Reflections on the UN General Assembly

David Hallam, UK Envoy for post-2015 Development Goals

Arriving in New York as the new UK Envoy on the post-2015 development goals, I confess to having been a little overwhelmed by the proliferation of both high-level and side events on the UN General Assembly (UNGA) calendar.This week has the unique ability to draw in deeply important voices from all corners of the world and all walks of life, and to land upon the hot topics that really matter.

It is telling and exciting that post-2015 has been at the heart of this week’s discussions. Both the UN Secretary-General and the President of the General Assembly should be applauded for their dedication to ensuring that over the coming months, as we maintain the momentum on the Millennium Development Goals (MDGs), we also start to build a post-2015 framework that is visionary, compelling, ambitious and practical.

As the week draws to a close, I wanted to reflect on some of the discussions and statements of the last few days, and to identify some broad emerging themes.

Firstly, I am delighted that the MDG Special Event Outcome Document is so clear on the need for a single set of goals that focus on poverty eradication and put sustainable development at the core. Indeed, this has been the tone of many of the statements and discussions throughout the week, ranging from General Debate speeches to side events with important civil society voices. We need a holistic approach that integrates the three dimensions of sustainable development, an area where perhaps the MDGs could have gone further.

I sense that this need to build on and go beyond the MDGs, and to address issues that the MDGs didn’t cover fully, has growing momentum.

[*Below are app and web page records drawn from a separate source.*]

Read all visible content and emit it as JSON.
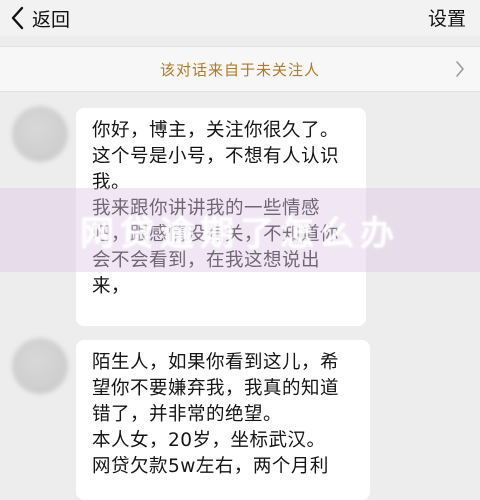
{
  "header": {
    "back_label": "返回",
    "settings_label": "设置"
  },
  "notice": {
    "text": "该对话来自于未关注人"
  },
  "messages": [
    {
      "lines": [
        "你好，博主，关注你很久了。",
        "这个号是小号，不想有人认识",
        "我。",
        "我来跟你讲讲我的一些情感",
        "吧，跟感情没有关，不知道你",
        "会不会看到，在我这想说出",
        "来，"
      ]
    },
    {
      "lines": [
        "陌生人，如果你看到这儿，希",
        "望你不要嫌弃我，我真的知道",
        "错了，并非常的绝望。",
        "本人女，20岁，坐标武汉。",
        "网贷欠款5w左右，两个月利"
      ]
    }
  ],
  "watermark": {
    "text": "网贷逾期了怎么办"
  },
  "icons": {
    "back": "chevron-left-icon",
    "notice_arrow": "chevron-right-icon"
  },
  "colors": {
    "notice_text": "#b07a2a",
    "background": "#ededed",
    "bubble": "#ffffff"
  }
}
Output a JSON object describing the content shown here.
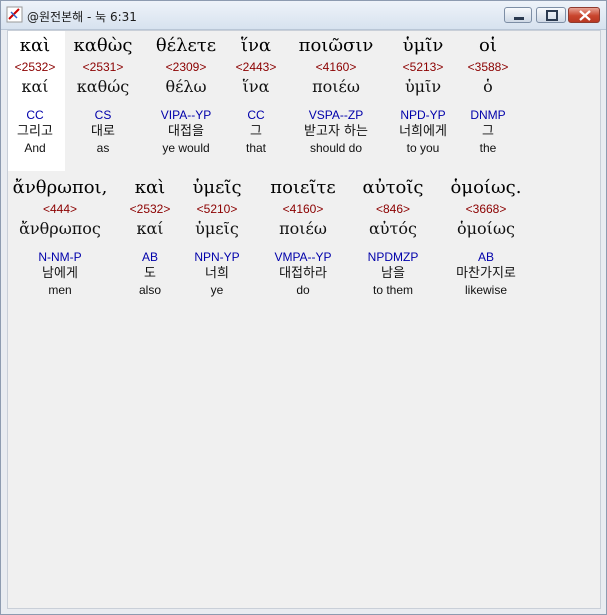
{
  "window": {
    "title": "@원전본해 - 눅 6:31"
  },
  "rows": [
    {
      "words": [
        {
          "greek": "καὶ",
          "strong": "<2532>",
          "lemma": "καί",
          "morph": "CC",
          "korean": "그리고",
          "english": "And"
        },
        {
          "greek": "καθὼς",
          "strong": "<2531>",
          "lemma": "καθώς",
          "morph": "CS",
          "korean": "대로",
          "english": "as"
        },
        {
          "greek": "θέλετε",
          "strong": "<2309>",
          "lemma": "θέλω",
          "morph": "VIPA--YP",
          "korean": "대접을",
          "english": "ye would"
        },
        {
          "greek": "ἵνα",
          "strong": "<2443>",
          "lemma": "ἵνα",
          "morph": "CC",
          "korean": "그",
          "english": "that"
        },
        {
          "greek": "ποιῶσιν",
          "strong": "<4160>",
          "lemma": "ποιέω",
          "morph": "VSPA--ZP",
          "korean": "받고자 하는",
          "english": "should do"
        },
        {
          "greek": "ὑμῖν",
          "strong": "<5213>",
          "lemma": "ὑμῖν",
          "morph": "NPD-YP",
          "korean": "너희에게",
          "english": "to you"
        },
        {
          "greek": "οἱ",
          "strong": "<3588>",
          "lemma": "ὁ",
          "morph": "DNMP",
          "korean": "그",
          "english": "the"
        }
      ]
    },
    {
      "words": [
        {
          "greek": "ἄνθρωποι,",
          "strong": "<444>",
          "lemma": "ἄνθρωπος",
          "morph": "N-NM-P",
          "korean": "남에게",
          "english": "men"
        },
        {
          "greek": "καὶ",
          "strong": "<2532>",
          "lemma": "καί",
          "morph": "AB",
          "korean": "도",
          "english": "also"
        },
        {
          "greek": "ὑμεῖς",
          "strong": "<5210>",
          "lemma": "ὑμεῖς",
          "morph": "NPN-YP",
          "korean": "너희",
          "english": "ye"
        },
        {
          "greek": "ποιεῖτε",
          "strong": "<4160>",
          "lemma": "ποιέω",
          "morph": "VMPA--YP",
          "korean": "대접하라",
          "english": "do"
        },
        {
          "greek": "αὐτοῖς",
          "strong": "<846>",
          "lemma": "αὐτός",
          "morph": "NPDMZP",
          "korean": "남을",
          "english": "to them"
        },
        {
          "greek": "ὁμοίως.",
          "strong": "<3668>",
          "lemma": "ὁμοίως",
          "morph": "AB",
          "korean": "마찬가지로",
          "english": "likewise"
        }
      ]
    }
  ]
}
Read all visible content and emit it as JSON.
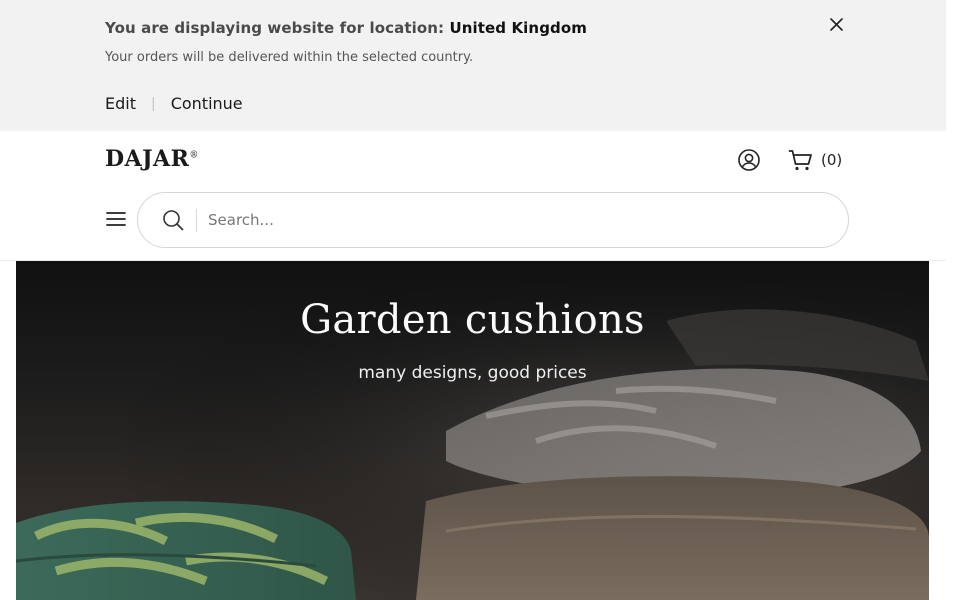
{
  "location_banner": {
    "title_prefix": "You are displaying website for location:",
    "country": "United Kingdom",
    "subtitle": "Your orders will be delivered within the selected country.",
    "edit_label": "Edit",
    "separator": "|",
    "continue_label": "Continue",
    "close_icon": "close-icon"
  },
  "header": {
    "logo_text": "DAJAR",
    "logo_mark": "®",
    "account_icon": "user-circle-icon",
    "cart_icon": "shopping-cart-icon",
    "cart_count": "(0)",
    "menu_icon": "hamburger-menu-icon"
  },
  "search": {
    "placeholder": "Search...",
    "value": "",
    "icon": "search-icon"
  },
  "hero": {
    "title": "Garden cushions",
    "subtitle": "many designs, good prices"
  },
  "colors": {
    "banner_bg": "#f2f2f2",
    "text_dark": "#1a1a1a",
    "hero_text": "#fbfbfb"
  }
}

One particular area I want to flag is the call for a framework that includes good governance, peace, the rule of law and human rights.  Whether it has been the “A Million Voices - World We Want” report, events on the rule of law, Member State speeches throughout the week, or indeed the Outcome Document itself, the arguments are compelling. It is clear to me that safety, access to justice and accountable governments are both enablers of development and outcomes of it – girls getting home safe from school; justice being done and seen to be done; people having a voice in the decisions that affect their lives. And this is what people living in poverty are calling for – dignity, safety, a voice.  As we start to build the new framework, we have no excuse for ignoring their calls.

These calls need to shape the way we view the whole post-2015 agenda. For me, some of the most exciting and inspiring moments of the week have come during the side events held by civil society organisations that have brought the voices of the poorest and most marginalised into the room. From meetings and events with MyWorld, Beyond2015 and Stakeholder Forum, and many more, I am reminded, as I was during the consultations undertaken by the High Level Panel, of the experience, expertise and ability offered by those non-state actors. It is essential that this framework reflects what they are saying and makes them active participants, both in the shaping of the framework and the implementation of it. The inaugural meeting of the High Level Political Forum has reinforced the need, not simply for a bold set of goals, but an accountability and review mechanism that turns goals into actions. This requires political will and leadership, and the messages from the first meeting of the Forum were very positive in demonstrating the recognition of this.

Last, but by no means, least, a prominent theme this week has been the critical importance of girls and women in the post-2015 development agenda. Here, I must declare an interest. On Tuesday the UK, alongside the USA, hosted our annual MDG Countdown, which reflected on some of the amazing progress that has been made in providing girls and women with a voice, choice and control over their lives. The UK’s International Development Secretary, Justine Greening, set out how “investing for women and girls is a virtuous cycle and unlocks progress elsewhere.” This echoes statements and speeches I have heard throughout this week – it is clear that we will not be able to eradicate extreme poverty and leave no one behind if we do not deliver for girls and women. And 113 countries endorsed a historic new ‘Declaration of Commitment to End Sexual Violence in Conflict’ that contains a set of practical and political commitments to end the use of rape and sexual violence as a weapon of war, which terrorises and destroys communities during conflict.

So, as the week draws to a close and those of us not fortunate enough to live in New York pack our bags and head home inspired by the conversations we have had and the people we have met, I urge us all not to lose that inspiration. We need to keep up the energy, maintain the momentum and build on the issues that have been at the heart of discussions here. This week has shown the importance of collaboration, of listening to what people want, and has shown us that there is a need to act now if we are to build a framework that the world deserves.